PROBLEM TO SOLVE: Copy every line of the data that includes the string "showing".

━━━━━━

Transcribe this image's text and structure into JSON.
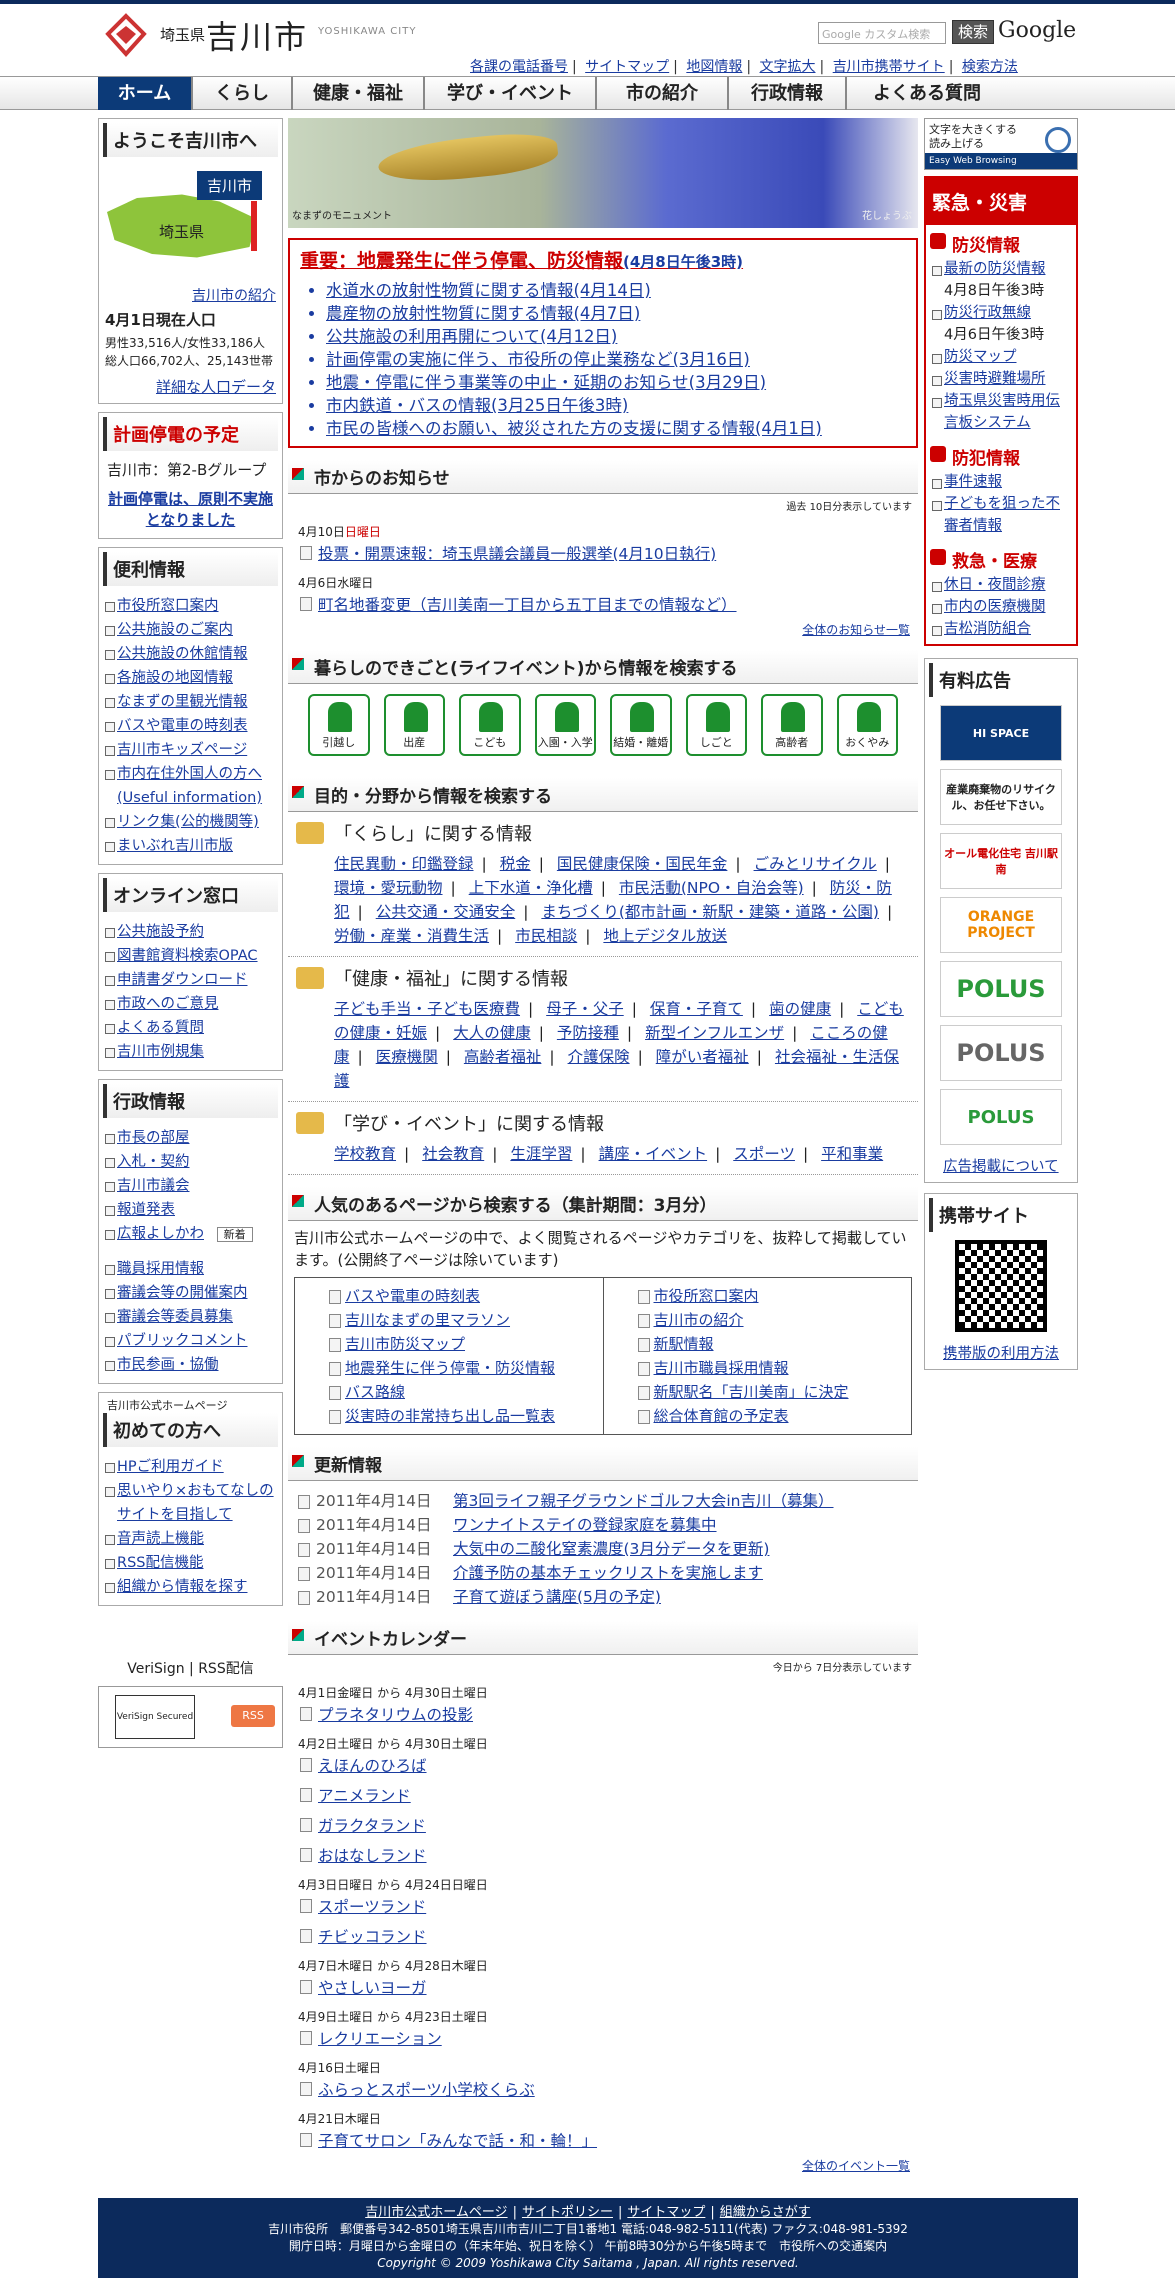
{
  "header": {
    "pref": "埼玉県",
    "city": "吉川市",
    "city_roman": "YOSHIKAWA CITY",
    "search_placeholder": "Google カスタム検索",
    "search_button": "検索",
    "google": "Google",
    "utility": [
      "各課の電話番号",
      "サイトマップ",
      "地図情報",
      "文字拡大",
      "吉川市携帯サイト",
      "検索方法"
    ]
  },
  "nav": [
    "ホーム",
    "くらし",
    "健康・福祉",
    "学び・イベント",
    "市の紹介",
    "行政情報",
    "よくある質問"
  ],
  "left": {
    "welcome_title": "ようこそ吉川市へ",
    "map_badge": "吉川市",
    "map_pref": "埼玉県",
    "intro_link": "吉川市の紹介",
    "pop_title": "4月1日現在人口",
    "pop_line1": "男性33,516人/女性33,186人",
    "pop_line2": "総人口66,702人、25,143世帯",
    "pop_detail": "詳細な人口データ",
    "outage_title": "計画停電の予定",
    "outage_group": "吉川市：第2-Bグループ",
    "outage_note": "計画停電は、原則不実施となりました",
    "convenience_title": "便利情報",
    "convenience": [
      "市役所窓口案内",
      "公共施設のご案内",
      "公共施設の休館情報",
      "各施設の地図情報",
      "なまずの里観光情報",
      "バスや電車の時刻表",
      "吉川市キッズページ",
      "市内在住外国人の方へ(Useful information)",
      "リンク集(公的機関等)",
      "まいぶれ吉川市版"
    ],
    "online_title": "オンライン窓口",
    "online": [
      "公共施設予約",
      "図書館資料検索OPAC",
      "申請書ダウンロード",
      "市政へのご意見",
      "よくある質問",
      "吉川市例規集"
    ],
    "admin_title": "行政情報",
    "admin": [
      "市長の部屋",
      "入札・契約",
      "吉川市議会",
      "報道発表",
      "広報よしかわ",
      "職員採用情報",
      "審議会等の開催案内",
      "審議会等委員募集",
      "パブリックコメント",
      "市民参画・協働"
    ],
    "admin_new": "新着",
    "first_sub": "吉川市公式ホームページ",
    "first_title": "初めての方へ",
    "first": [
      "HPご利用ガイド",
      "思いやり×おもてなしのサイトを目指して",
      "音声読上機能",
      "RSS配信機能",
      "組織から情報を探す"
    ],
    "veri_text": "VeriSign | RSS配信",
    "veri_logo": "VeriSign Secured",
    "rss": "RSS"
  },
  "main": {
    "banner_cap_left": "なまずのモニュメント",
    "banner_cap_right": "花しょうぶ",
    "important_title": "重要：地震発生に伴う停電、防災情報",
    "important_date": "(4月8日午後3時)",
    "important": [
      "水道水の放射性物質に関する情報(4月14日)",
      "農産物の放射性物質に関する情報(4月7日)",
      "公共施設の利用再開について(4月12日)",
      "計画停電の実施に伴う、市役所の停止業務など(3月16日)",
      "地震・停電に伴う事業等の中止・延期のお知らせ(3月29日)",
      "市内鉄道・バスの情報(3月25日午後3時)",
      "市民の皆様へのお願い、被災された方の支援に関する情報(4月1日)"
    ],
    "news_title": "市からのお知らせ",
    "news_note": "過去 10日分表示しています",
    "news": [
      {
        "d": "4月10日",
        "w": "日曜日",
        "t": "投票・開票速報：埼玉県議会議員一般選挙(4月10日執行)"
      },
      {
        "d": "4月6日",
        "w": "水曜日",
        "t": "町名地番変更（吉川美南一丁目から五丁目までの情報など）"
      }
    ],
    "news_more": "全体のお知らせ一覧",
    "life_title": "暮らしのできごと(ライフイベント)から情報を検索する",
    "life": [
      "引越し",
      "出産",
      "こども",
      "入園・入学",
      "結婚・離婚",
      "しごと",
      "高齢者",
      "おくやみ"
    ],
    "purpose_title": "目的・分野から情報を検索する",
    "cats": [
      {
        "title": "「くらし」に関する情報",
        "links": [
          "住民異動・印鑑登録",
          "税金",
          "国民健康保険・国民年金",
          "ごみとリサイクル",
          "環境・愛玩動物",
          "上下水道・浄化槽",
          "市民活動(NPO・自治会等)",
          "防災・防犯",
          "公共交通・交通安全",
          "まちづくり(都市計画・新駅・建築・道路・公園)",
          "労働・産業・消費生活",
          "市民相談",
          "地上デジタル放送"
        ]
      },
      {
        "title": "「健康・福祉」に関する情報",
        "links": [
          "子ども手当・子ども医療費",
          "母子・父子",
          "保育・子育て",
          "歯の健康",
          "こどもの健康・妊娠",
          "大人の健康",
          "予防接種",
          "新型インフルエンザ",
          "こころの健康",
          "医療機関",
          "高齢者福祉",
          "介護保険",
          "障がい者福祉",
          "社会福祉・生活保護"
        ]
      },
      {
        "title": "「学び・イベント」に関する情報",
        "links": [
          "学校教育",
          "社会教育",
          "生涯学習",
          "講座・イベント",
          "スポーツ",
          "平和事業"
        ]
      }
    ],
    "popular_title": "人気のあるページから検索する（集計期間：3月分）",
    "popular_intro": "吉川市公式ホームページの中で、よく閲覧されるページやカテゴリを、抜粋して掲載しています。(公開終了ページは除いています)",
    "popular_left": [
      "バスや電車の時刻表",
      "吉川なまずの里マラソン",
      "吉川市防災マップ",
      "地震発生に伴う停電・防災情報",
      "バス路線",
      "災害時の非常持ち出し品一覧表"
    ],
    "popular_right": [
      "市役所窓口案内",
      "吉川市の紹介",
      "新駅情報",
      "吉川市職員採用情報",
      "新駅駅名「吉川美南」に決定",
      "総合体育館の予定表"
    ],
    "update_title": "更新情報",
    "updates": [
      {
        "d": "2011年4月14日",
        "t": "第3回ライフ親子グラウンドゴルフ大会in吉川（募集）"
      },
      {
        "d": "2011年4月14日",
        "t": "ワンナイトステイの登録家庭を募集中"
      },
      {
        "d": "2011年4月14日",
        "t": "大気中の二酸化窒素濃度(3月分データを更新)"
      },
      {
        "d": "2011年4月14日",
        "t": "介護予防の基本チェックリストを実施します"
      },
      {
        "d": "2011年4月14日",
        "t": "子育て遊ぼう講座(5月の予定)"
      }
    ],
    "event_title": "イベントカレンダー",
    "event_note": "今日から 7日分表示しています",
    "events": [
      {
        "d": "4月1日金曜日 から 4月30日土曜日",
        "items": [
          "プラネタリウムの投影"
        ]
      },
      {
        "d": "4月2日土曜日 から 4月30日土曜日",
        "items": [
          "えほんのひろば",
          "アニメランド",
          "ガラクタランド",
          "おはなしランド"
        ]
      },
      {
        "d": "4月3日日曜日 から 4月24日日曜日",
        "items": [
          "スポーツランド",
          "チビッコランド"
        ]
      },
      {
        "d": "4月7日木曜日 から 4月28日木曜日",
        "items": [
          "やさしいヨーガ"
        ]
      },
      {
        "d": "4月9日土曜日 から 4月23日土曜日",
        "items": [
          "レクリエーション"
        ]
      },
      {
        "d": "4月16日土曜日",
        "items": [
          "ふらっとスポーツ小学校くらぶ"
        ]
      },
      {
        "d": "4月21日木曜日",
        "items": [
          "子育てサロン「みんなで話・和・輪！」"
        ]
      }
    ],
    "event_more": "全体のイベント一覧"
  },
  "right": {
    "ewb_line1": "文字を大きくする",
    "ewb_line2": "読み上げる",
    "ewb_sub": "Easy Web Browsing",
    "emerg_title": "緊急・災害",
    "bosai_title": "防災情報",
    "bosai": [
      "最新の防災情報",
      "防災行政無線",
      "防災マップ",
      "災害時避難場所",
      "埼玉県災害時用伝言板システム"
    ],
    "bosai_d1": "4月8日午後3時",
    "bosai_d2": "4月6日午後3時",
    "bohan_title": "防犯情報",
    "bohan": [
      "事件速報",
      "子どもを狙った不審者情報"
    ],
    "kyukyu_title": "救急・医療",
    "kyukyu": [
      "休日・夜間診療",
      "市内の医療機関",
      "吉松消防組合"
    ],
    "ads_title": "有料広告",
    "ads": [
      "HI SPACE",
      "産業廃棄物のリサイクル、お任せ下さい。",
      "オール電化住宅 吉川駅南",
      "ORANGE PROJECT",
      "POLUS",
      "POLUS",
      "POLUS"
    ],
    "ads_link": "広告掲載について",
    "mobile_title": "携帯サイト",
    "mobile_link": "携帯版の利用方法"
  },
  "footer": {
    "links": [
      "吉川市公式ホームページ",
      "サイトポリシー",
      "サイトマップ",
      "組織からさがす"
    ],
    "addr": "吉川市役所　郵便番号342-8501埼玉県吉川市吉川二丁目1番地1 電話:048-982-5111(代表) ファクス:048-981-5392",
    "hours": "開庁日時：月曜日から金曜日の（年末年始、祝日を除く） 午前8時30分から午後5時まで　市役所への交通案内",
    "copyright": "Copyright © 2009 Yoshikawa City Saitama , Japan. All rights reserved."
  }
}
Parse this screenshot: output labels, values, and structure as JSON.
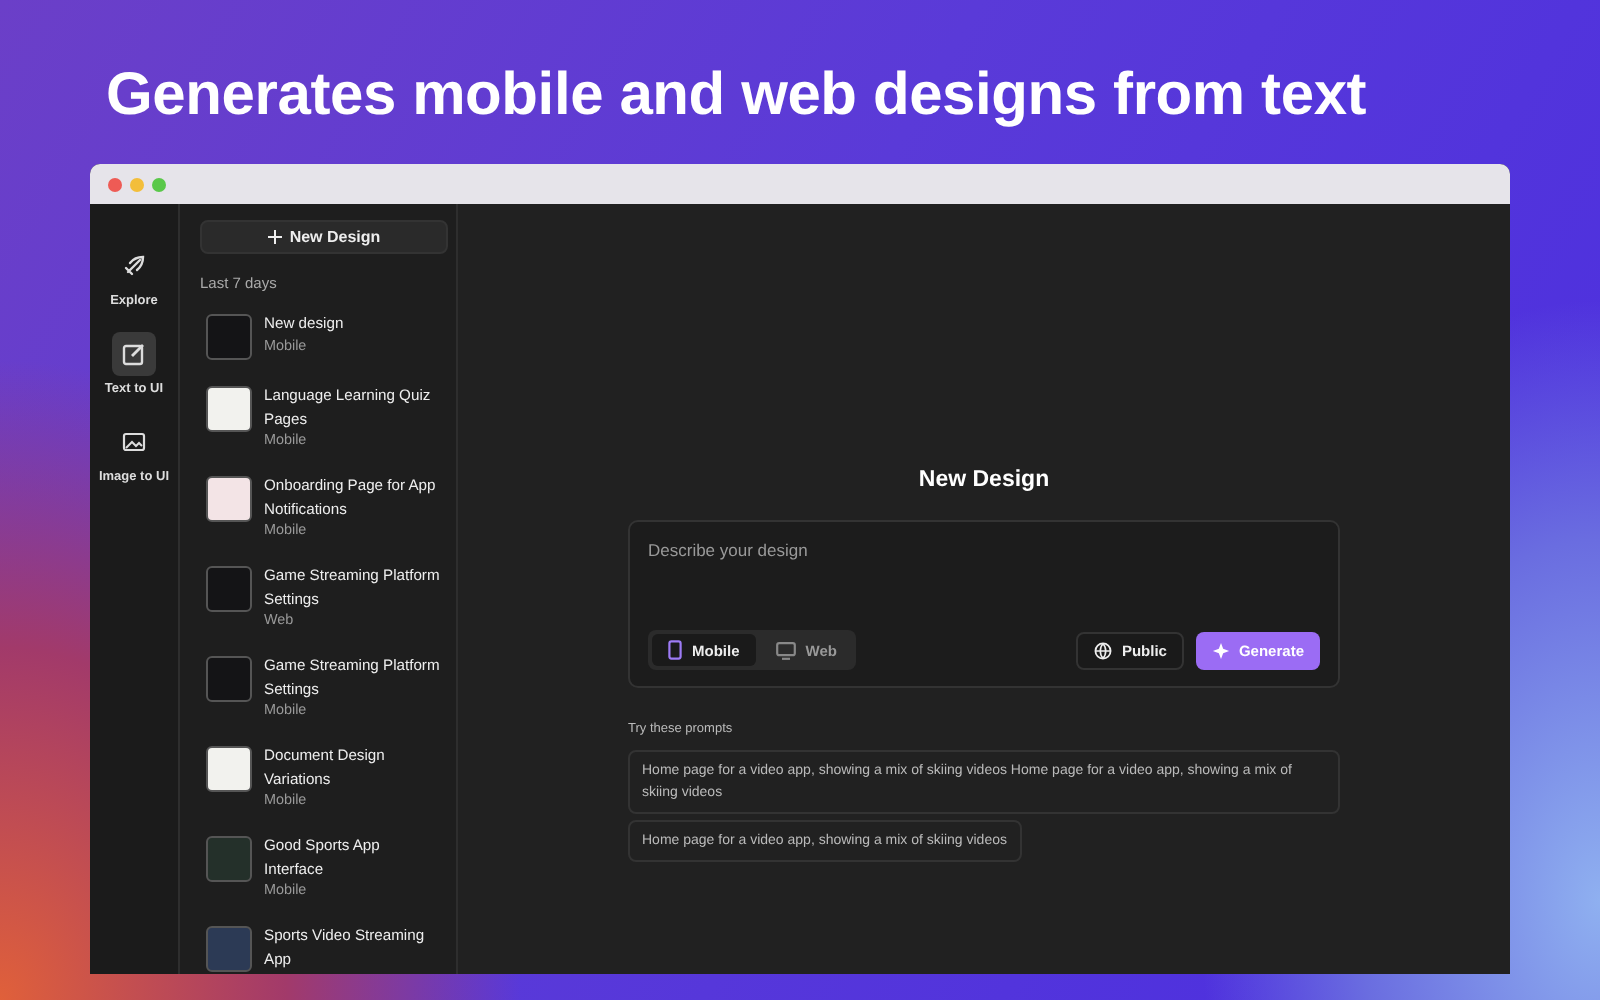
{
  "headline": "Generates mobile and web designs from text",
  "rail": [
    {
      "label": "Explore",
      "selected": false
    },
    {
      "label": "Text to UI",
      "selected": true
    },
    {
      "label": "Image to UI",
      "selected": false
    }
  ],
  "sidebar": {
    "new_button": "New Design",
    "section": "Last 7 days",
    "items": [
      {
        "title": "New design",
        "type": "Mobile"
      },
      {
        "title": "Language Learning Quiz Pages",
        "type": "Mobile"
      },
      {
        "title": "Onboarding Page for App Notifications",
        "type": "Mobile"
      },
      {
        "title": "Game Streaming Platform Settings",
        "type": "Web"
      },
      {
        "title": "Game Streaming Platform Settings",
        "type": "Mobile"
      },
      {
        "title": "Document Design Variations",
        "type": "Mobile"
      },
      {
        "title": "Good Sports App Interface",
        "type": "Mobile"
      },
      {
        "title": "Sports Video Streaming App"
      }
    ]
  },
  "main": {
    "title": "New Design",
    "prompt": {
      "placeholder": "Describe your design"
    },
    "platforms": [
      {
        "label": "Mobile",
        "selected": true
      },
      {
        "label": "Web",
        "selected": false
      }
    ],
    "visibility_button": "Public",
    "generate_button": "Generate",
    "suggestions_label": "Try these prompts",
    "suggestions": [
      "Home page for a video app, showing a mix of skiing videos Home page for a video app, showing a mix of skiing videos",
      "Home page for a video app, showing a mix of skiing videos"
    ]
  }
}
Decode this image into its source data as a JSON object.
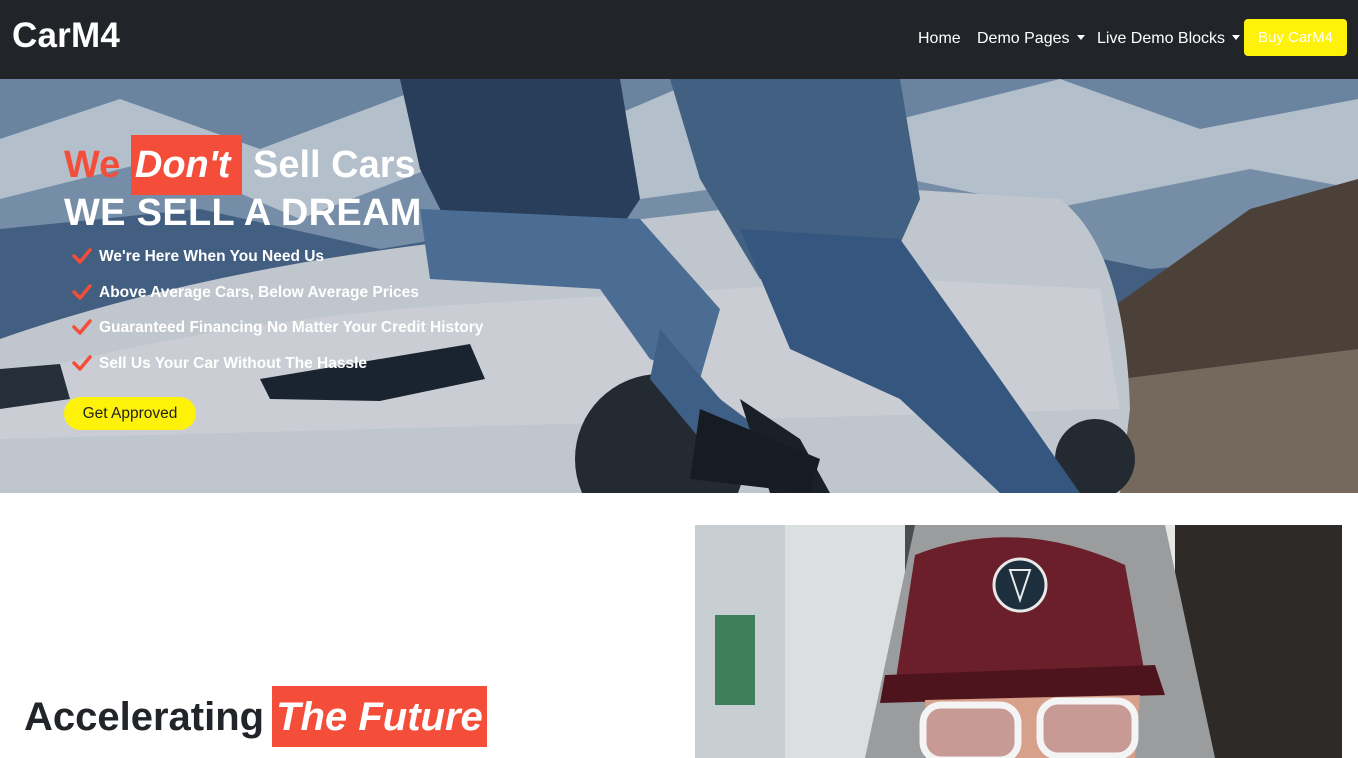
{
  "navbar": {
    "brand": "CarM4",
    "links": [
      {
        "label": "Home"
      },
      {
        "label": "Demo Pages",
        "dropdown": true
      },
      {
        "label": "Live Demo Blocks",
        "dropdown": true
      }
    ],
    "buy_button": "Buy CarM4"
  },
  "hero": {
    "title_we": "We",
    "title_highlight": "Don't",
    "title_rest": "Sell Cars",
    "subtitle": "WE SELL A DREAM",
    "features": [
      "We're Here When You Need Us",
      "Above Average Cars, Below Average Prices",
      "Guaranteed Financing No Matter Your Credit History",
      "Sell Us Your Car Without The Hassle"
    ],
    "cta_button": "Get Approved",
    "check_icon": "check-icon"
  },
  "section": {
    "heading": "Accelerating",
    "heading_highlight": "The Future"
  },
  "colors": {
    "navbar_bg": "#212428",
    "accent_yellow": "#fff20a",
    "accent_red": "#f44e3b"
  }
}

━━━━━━

RESPONSE AREA:
      "Home page for a video app, showing a mix of skiing videos Home page for a video app, showing a mix of skiing videos",
      "Home page for a video app, showing a mix of skiing videos"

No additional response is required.